Apple has quietly closed the loophole that lets app makers store and share data without users consent. The company last week changed its App Store rules to limit how developers use information about iPhone owners’ friends and other contacts. This indeed is a perfect move from Apple that puts an end to years of practice where developers ask users for access to their phone contacts, and then later use it for marketing without proper permissions.
Sharing of users information without their consent is what got Facebook into trouble and by announcing new privacy updates, the company is boosting its reputation for safeguarding user data. At the WWDC stage, the company introduced new controls that limit tracking of web browsing. Apple publicly didn’t mention the updated App Store Review Guidelines that now bar developers from making databases of address book information they gather from iPhone users. Anyone caught breaking this violation will be banned.

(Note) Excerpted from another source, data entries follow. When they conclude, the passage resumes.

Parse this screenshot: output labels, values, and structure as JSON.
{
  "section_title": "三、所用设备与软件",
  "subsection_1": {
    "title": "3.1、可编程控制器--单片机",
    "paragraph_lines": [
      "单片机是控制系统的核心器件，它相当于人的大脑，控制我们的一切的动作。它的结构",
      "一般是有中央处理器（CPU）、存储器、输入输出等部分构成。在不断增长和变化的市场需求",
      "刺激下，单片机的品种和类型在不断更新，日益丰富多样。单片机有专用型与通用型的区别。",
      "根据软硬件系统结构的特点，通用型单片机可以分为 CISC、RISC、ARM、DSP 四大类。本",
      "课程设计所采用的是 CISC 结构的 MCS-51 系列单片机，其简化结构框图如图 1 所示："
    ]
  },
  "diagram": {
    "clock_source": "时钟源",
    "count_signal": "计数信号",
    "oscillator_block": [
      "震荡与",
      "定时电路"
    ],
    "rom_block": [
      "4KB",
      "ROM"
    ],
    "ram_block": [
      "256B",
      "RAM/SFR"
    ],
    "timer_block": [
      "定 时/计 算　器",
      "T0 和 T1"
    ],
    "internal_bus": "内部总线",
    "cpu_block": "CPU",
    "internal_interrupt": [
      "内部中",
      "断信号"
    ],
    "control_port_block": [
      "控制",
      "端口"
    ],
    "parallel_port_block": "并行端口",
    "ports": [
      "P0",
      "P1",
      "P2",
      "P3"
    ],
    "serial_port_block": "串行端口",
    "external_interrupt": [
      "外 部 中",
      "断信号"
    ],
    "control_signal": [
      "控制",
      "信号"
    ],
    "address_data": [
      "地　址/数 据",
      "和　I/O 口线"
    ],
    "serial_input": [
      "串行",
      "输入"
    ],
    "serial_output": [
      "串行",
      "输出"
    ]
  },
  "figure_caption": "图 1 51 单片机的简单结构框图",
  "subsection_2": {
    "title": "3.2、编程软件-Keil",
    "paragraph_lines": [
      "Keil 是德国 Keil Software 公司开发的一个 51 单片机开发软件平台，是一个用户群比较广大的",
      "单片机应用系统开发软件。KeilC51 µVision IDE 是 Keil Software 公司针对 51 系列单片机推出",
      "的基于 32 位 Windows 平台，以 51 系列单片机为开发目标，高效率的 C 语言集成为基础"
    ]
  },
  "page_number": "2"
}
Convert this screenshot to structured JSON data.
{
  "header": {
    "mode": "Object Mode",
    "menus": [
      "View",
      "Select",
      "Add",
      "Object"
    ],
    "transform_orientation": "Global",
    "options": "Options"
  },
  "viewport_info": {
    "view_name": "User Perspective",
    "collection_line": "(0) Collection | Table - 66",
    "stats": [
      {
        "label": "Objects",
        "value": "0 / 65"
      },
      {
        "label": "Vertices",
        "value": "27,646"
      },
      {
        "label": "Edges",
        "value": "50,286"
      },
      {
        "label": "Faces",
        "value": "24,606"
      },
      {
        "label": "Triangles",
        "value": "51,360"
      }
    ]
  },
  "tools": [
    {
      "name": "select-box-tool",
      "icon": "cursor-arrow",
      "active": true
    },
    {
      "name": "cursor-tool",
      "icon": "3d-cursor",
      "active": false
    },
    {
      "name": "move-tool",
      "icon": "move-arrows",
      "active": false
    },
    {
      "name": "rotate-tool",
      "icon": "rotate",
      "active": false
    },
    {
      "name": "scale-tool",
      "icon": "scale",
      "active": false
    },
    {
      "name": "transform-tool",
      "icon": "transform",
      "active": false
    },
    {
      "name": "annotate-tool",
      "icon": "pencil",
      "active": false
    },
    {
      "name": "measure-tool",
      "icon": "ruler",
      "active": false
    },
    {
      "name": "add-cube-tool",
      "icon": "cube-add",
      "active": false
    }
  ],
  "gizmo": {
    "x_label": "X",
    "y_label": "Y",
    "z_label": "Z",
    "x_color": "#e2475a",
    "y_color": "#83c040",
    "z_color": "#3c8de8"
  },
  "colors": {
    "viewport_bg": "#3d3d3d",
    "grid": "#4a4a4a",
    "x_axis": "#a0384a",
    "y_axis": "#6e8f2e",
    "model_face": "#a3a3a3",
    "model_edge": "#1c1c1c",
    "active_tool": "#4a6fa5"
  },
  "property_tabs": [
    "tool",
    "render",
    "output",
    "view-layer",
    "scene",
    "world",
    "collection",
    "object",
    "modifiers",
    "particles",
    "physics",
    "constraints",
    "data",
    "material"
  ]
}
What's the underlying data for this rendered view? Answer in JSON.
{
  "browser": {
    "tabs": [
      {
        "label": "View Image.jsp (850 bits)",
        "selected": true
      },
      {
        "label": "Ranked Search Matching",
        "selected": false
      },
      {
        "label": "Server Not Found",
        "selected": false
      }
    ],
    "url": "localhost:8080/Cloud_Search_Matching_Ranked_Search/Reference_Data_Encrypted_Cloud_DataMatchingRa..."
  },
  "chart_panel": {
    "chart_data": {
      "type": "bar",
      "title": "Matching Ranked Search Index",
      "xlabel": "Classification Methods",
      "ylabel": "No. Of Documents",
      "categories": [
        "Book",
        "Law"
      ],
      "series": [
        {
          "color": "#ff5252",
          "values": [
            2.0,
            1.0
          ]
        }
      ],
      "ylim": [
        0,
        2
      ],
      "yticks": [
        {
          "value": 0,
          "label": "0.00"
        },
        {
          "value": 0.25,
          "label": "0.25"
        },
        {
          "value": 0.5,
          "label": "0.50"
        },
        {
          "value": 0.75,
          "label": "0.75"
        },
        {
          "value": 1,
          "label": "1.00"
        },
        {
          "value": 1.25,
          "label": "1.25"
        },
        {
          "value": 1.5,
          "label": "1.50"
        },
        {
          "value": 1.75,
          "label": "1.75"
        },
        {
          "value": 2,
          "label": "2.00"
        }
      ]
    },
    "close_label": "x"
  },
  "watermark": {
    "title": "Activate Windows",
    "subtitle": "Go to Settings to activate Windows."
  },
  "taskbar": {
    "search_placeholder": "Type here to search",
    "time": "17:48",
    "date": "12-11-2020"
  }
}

Furthermore, Apple says that apps that collect user or usage data must obtain user consent for the collection. Paid functionality must not be dependent on or require a user to grant access to this data. App developers should only request access to data relevant to the core functionality of the app and should only collect and use data that is required to accomplish the relevant task.